* TRY IT: Exactly as they stand, set down the following records once more.
Top of AVAILABLE RECORDS
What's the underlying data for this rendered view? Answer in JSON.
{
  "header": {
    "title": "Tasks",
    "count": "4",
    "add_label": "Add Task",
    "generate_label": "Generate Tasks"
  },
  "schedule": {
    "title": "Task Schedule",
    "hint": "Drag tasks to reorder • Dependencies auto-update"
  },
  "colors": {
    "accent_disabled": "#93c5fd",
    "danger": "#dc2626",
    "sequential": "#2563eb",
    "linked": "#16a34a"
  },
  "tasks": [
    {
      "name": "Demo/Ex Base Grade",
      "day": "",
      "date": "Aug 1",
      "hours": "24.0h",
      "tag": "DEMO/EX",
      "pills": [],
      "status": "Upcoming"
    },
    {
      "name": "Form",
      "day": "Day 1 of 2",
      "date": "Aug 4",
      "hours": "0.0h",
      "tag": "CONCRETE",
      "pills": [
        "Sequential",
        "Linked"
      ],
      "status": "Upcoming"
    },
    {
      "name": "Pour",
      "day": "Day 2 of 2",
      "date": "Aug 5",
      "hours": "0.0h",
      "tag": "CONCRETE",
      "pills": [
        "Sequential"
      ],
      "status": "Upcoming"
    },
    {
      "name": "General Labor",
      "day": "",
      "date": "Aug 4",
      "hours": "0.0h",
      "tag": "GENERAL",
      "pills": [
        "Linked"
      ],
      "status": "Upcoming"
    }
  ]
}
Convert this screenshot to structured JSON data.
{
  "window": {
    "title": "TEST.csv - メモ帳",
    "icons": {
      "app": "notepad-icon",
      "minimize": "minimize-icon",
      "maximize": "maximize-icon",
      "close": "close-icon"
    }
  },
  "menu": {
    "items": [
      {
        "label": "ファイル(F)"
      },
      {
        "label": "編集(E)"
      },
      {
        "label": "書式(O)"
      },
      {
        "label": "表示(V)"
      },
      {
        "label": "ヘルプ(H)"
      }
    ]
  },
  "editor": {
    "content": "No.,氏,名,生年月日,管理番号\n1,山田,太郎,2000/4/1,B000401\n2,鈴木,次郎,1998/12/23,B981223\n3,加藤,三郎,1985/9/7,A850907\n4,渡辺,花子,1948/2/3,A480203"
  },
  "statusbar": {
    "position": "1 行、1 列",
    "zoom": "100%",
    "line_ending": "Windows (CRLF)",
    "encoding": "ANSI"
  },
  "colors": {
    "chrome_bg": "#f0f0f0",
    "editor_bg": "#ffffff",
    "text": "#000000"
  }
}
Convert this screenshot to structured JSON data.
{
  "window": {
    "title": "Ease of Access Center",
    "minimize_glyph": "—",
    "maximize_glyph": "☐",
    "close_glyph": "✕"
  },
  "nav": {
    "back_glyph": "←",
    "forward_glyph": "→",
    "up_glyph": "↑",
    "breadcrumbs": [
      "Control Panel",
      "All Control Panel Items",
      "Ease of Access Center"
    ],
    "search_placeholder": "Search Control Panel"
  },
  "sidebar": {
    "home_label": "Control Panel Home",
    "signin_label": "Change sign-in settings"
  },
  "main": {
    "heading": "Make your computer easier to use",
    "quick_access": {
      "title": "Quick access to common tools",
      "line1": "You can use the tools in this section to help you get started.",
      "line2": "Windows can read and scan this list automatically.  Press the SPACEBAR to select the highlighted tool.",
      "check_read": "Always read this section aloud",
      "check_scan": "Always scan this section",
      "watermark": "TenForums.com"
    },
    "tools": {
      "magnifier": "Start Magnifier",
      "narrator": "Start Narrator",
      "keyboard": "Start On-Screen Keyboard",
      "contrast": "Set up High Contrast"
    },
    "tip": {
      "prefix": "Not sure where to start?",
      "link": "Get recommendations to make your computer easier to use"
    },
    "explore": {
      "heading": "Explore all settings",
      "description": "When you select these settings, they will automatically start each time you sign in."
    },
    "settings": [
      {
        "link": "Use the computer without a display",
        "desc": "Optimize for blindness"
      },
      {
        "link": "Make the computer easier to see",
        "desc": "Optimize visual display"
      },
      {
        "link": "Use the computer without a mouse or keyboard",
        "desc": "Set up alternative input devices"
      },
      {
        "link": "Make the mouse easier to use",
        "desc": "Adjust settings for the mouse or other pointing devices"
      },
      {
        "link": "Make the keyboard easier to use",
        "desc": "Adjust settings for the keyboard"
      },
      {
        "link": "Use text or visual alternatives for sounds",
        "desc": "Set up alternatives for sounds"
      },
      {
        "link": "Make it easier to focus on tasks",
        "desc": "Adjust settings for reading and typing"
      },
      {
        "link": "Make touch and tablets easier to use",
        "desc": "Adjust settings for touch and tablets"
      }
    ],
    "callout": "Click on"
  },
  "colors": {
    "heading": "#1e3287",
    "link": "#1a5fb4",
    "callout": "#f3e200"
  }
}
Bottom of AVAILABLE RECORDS
* TASK RESPONSE:
What's the underlying data for this rendered view? Answer in JSON.
{
  "header": {
    "title": "Tasks",
    "count": "4",
    "add_label": "Add Task",
    "generate_label": "Generate Tasks"
  },
  "schedule": {
    "title": "Task Schedule",
    "hint": "Drag tasks to reorder • Dependencies auto-update"
  },
  "colors": {
    "accent_disabled": "#93c5fd",
    "danger": "#dc2626",
    "sequential": "#2563eb",
    "linked": "#16a34a"
  },
  "tasks": [
    {
      "name": "Demo/Ex Base Grade",
      "day": "",
      "date": "Aug 1",
      "hours": "24.0h",
      "tag": "DEMO/EX",
      "pills": [],
      "status": "Upcoming"
    },
    {
      "name": "Form",
      "day": "Day 1 of 2",
      "date": "Aug 4",
      "hours": "0.0h",
      "tag": "CONCRETE",
      "pills": [
        "Sequential",
        "Linked"
      ],
      "status": "Upcoming"
    },
    {
      "name": "Pour",
      "day": "Day 2 of 2",
      "date": "Aug 5",
      "hours": "0.0h",
      "tag": "CONCRETE",
      "pills": [
        "Sequential"
      ],
      "status": "Upcoming"
    },
    {
      "name": "General Labor",
      "day": "",
      "date": "Aug 4",
      "hours": "0.0h",
      "tag": "GENERAL",
      "pills": [
        "Linked"
      ],
      "status": "Upcoming"
    }
  ]
}
Convert this screenshot to structured JSON data.
{
  "window": {
    "title": "TEST.csv - メモ帳",
    "icons": {
      "app": "notepad-icon",
      "minimize": "minimize-icon",
      "maximize": "maximize-icon",
      "close": "close-icon"
    }
  },
  "menu": {
    "items": [
      {
        "label": "ファイル(F)"
      },
      {
        "label": "編集(E)"
      },
      {
        "label": "書式(O)"
      },
      {
        "label": "表示(V)"
      },
      {
        "label": "ヘルプ(H)"
      }
    ]
  },
  "editor": {
    "content": "No.,氏,名,生年月日,管理番号\n1,山田,太郎,2000/4/1,B000401\n2,鈴木,次郎,1998/12/23,B981223\n3,加藤,三郎,1985/9/7,A850907\n4,渡辺,花子,1948/2/3,A480203"
  },
  "statusbar": {
    "position": "1 行、1 列",
    "zoom": "100%",
    "line_ending": "Windows (CRLF)",
    "encoding": "ANSI"
  },
  "colors": {
    "chrome_bg": "#f0f0f0",
    "editor_bg": "#ffffff",
    "text": "#000000"
  }
}
Convert this screenshot to structured JSON data.
{
  "window": {
    "title": "Ease of Access Center",
    "minimize_glyph": "—",
    "maximize_glyph": "☐",
    "close_glyph": "✕"
  },
  "nav": {
    "back_glyph": "←",
    "forward_glyph": "→",
    "up_glyph": "↑",
    "breadcrumbs": [
      "Control Panel",
      "All Control Panel Items",
      "Ease of Access Center"
    ],
    "search_placeholder": "Search Control Panel"
  },
  "sidebar": {
    "home_label": "Control Panel Home",
    "signin_label": "Change sign-in settings"
  },
  "main": {
    "heading": "Make your computer easier to use",
    "quick_access": {
      "title": "Quick access to common tools",
      "line1": "You can use the tools in this section to help you get started.",
      "line2": "Windows can read and scan this list automatically.  Press the SPACEBAR to select the highlighted tool.",
      "check_read": "Always read this section aloud",
      "check_scan": "Always scan this section",
      "watermark": "TenForums.com"
    },
    "tools": {
      "magnifier": "Start Magnifier",
      "narrator": "Start Narrator",
      "keyboard": "Start On-Screen Keyboard",
      "contrast": "Set up High Contrast"
    },
    "tip": {
      "prefix": "Not sure where to start?",
      "link": "Get recommendations to make your computer easier to use"
    },
    "explore": {
      "heading": "Explore all settings",
      "description": "When you select these settings, they will automatically start each time you sign in."
    },
    "settings": [
      {
        "link": "Use the computer without a display",
        "desc": "Optimize for blindness"
      },
      {
        "link": "Make the computer easier to see",
        "desc": "Optimize visual display"
      },
      {
        "link": "Use the computer without a mouse or keyboard",
        "desc": "Set up alternative input devices"
      },
      {
        "link": "Make the mouse easier to use",
        "desc": "Adjust settings for the mouse or other pointing devices"
      },
      {
        "link": "Make the keyboard easier to use",
        "desc": "Adjust settings for the keyboard"
      },
      {
        "link": "Use text or visual alternatives for sounds",
        "desc": "Set up alternatives for sounds"
      },
      {
        "link": "Make it easier to focus on tasks",
        "desc": "Adjust settings for reading and typing"
      },
      {
        "link": "Make touch and tablets easier to use",
        "desc": "Adjust settings for touch and tablets"
      }
    ],
    "callout": "Click on"
  },
  "colors": {
    "heading": "#1e3287",
    "link": "#1a5fb4",
    "callout": "#f3e200"
  }
}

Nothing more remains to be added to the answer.